The offshore wind industry has challenges. The design, manufacture and operation of offshore wind assets have their own set of challenges including corrosion, degradation, lightning strikes, hurricanes and biofouling. In addition, offshore facilities involve the construction of miles of large undersea cables that connect to the grid.
Roughly 70 percent of the sector in the US is in deep water, and sometimes it is not conceivable to have offshore wind projects with foundations built into the ground. As technology evolves, we are seeing semi-submersible and floating wind platforms being developed in response to this reality.
Addressing all these challenges to maintain the operational availability of offshore wind turbines will become increasingly important as reliance on offshore wind grows.
How do you see greater standardisation and the changing regulatory landscape influencing sustainability disclosures?
Standardisation is going to be key if we are going to make real progress in the field of ESG. However, it is not easy to achieve regulation in a more standardised approach, because it is still rather national or regional.
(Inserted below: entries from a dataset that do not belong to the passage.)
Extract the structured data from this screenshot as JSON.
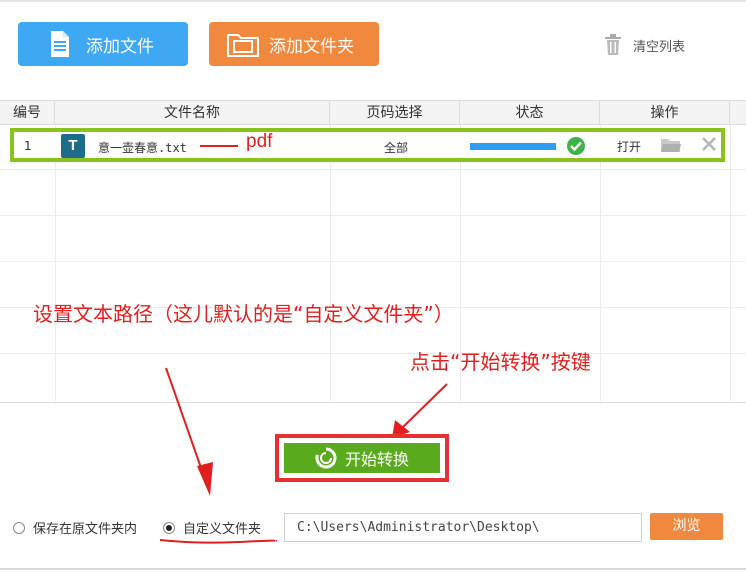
{
  "toolbar": {
    "add_file_label": "添加文件",
    "add_folder_label": "添加文件夹",
    "clear_list_label": "清空列表"
  },
  "table": {
    "headers": [
      "编号",
      "文件名称",
      "页码选择",
      "状态",
      "操作"
    ],
    "rows": [
      {
        "index": "1",
        "icon_letter": "T",
        "file_name": "意一壶春意.txt",
        "target_format": "pdf",
        "pages": "全部",
        "progress": 1.0,
        "status_icon": "check-circle-icon",
        "open_label": "打开"
      }
    ]
  },
  "annotations": {
    "note_path": "设置文本路径（这儿默认的是“自定义文件夹”）",
    "note_start": "点击“开始转换”按键"
  },
  "start_button": {
    "label": "开始转换"
  },
  "output": {
    "option_original": "保存在原文件夹内",
    "option_custom": "自定义文件夹",
    "selected": "custom",
    "path_value": "C:\\Users\\Administrator\\Desktop\\",
    "browse_label": "浏览"
  },
  "colors": {
    "blue": "#3ea8f3",
    "orange": "#f0893d",
    "green": "#5aaa1e",
    "highlight_green": "#8ac21d",
    "annotation_red": "#e02020"
  }
}
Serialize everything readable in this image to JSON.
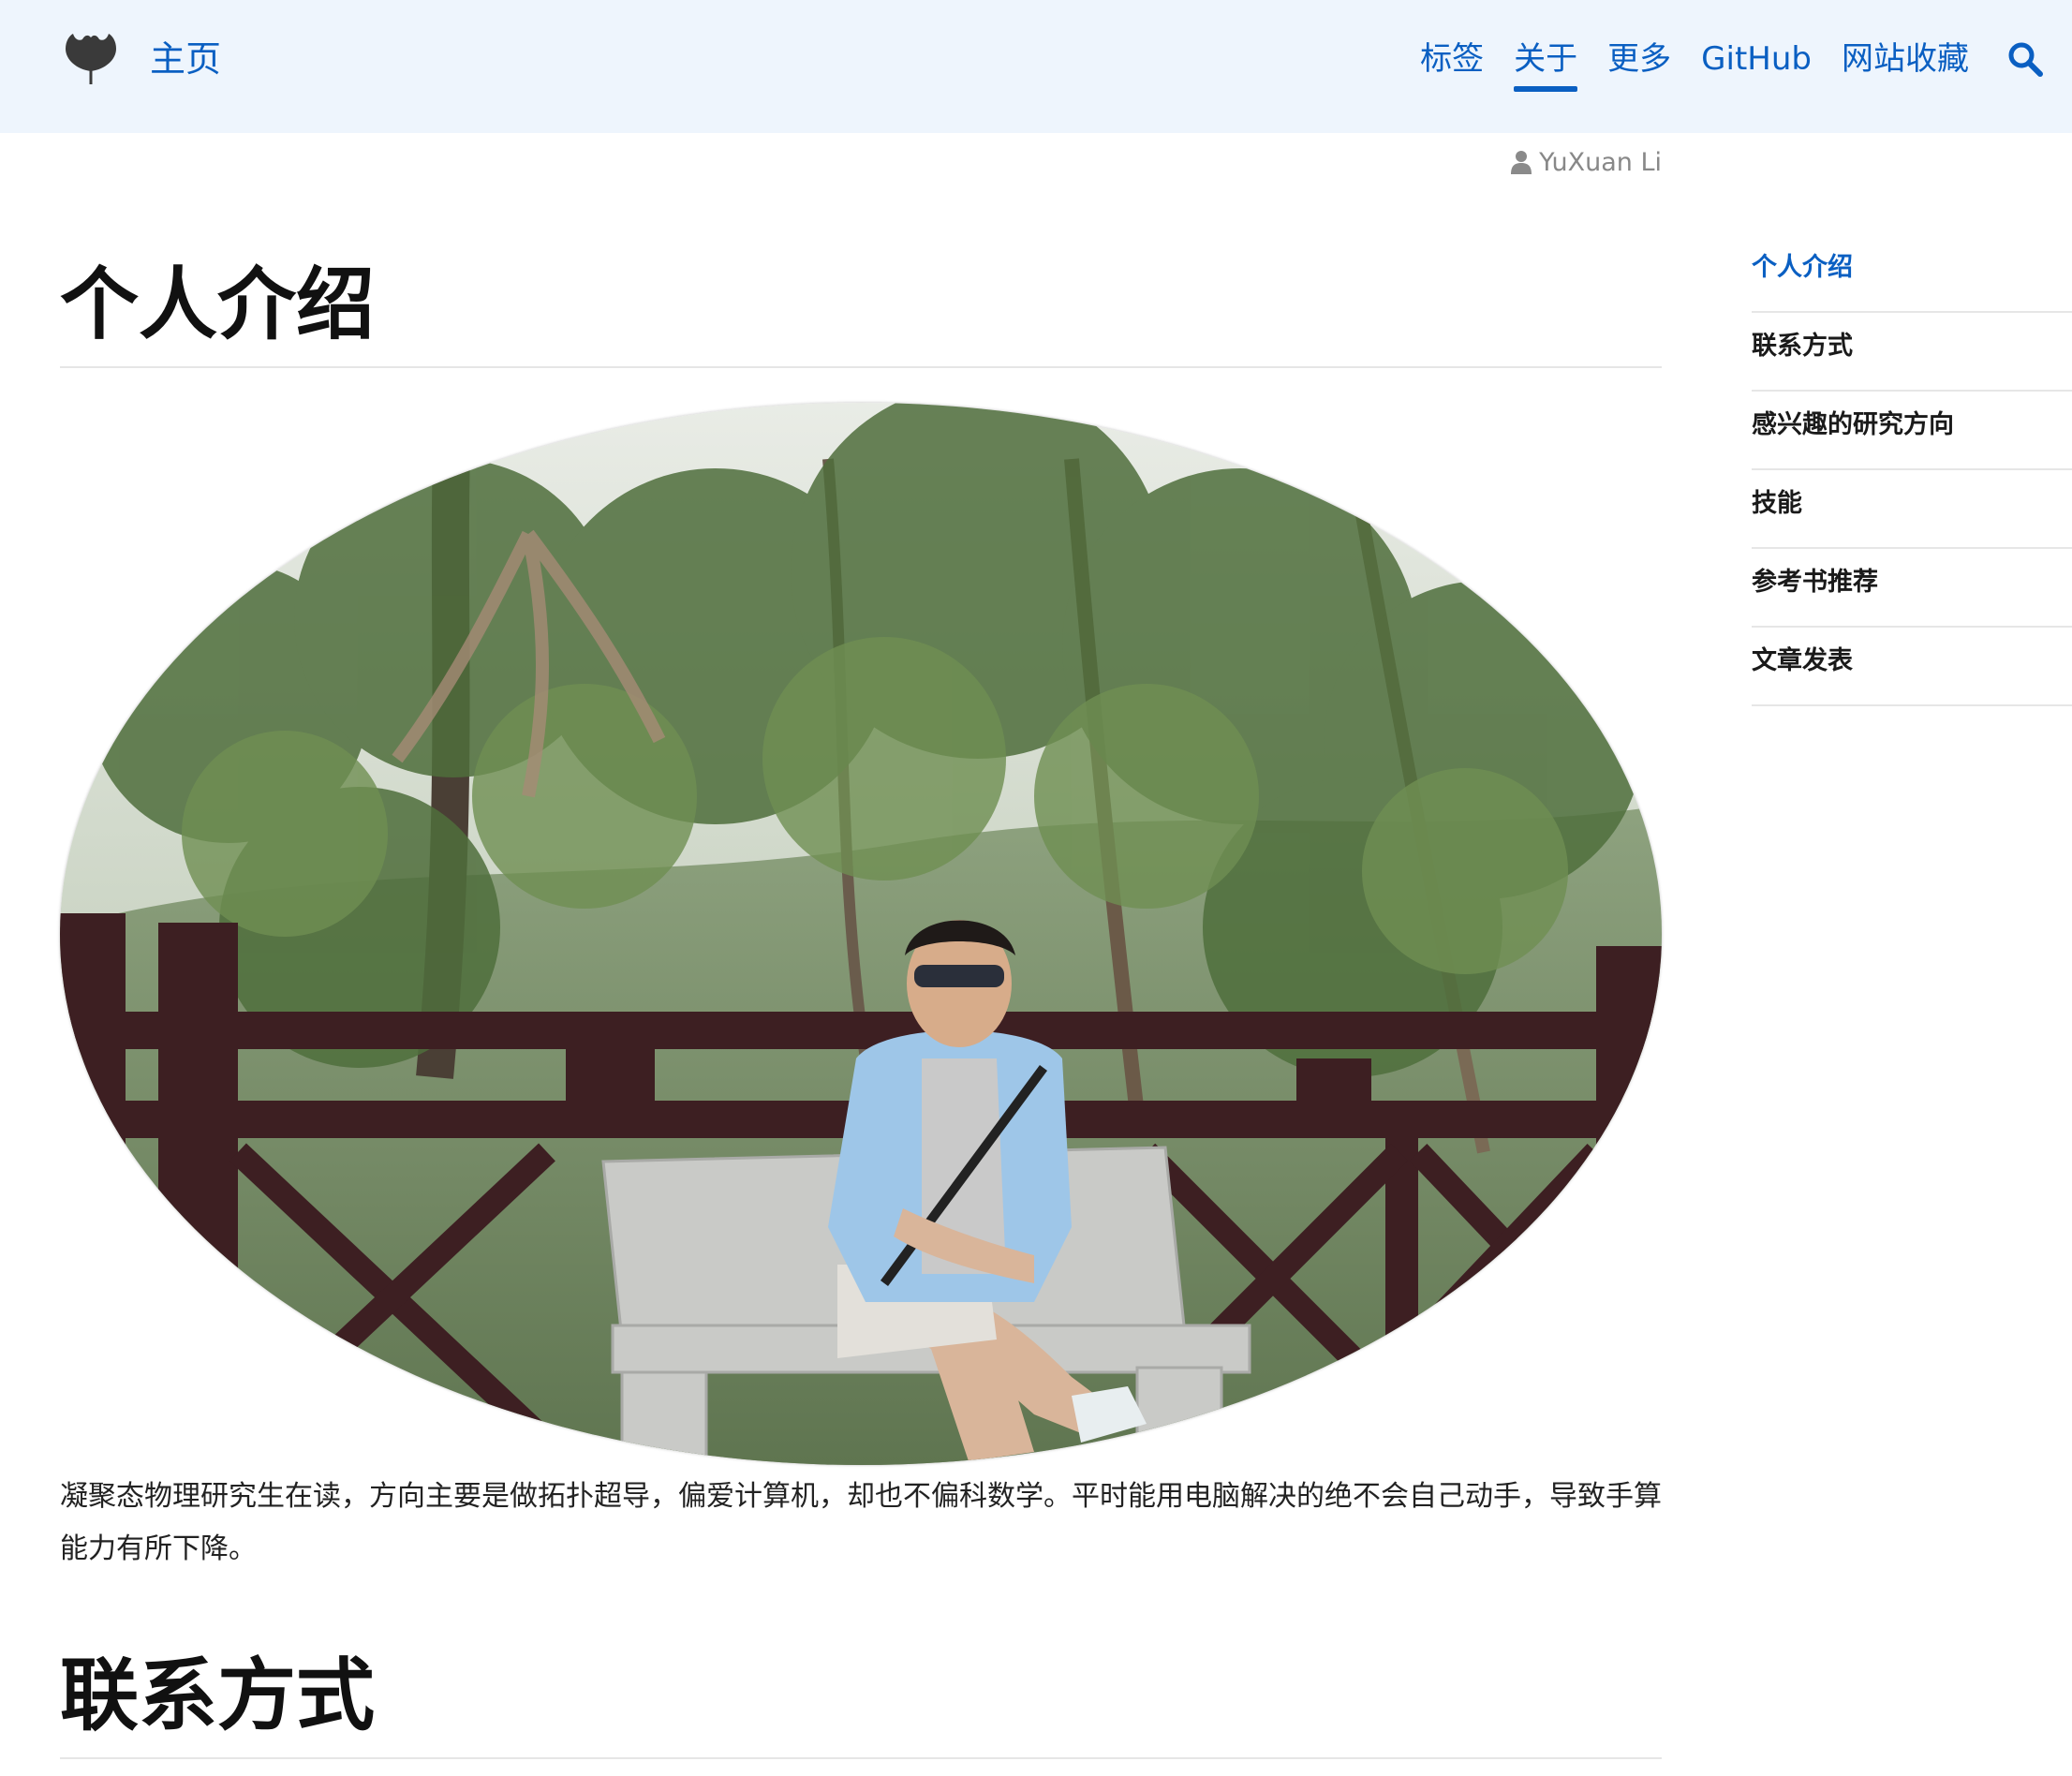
{
  "header": {
    "brand_title": "主页",
    "nav": [
      {
        "label": "标签",
        "active": false
      },
      {
        "label": "关于",
        "active": true
      },
      {
        "label": "更多",
        "active": false
      },
      {
        "label": "GitHub",
        "active": false
      },
      {
        "label": "网站收藏",
        "active": false
      }
    ],
    "search_icon": "search-icon",
    "logo_icon": "ginkgo-leaf-logo"
  },
  "article": {
    "author": "YuXuan Li",
    "sections": [
      {
        "heading": "个人介绍"
      },
      {
        "heading": "联系方式"
      }
    ],
    "intro_text": "凝聚态物理研究生在读，方向主要是做拓扑超导，偏爱计算机，却也不偏科数学。平时能用电脑解决的绝不会自己动手，导致手算能力有所下降。"
  },
  "toc": {
    "items": [
      {
        "label": "个人介绍",
        "active": true
      },
      {
        "label": "联系方式",
        "active": false
      },
      {
        "label": "感兴趣的研究方向",
        "active": false
      },
      {
        "label": "技能",
        "active": false
      },
      {
        "label": "参考书推荐",
        "active": false
      },
      {
        "label": "文章发表",
        "active": false
      }
    ]
  },
  "colors": {
    "header_bg": "#eef5fd",
    "accent": "#0a5fc2",
    "text": "#222222",
    "muted": "#888888"
  }
}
Environmental reporting perhaps lends itself best to standardisation, for example with benchmarking greenhouse gas emissions.
Several countries are already adopting the TCFD and in Europe there has been a broader reporting approach with the SFDR. From the environmental perspective, the US is still considering climate disclosure as well. Overall, this will help boost confidence in companies and increase disclosure requirements, although not mandatory at this point.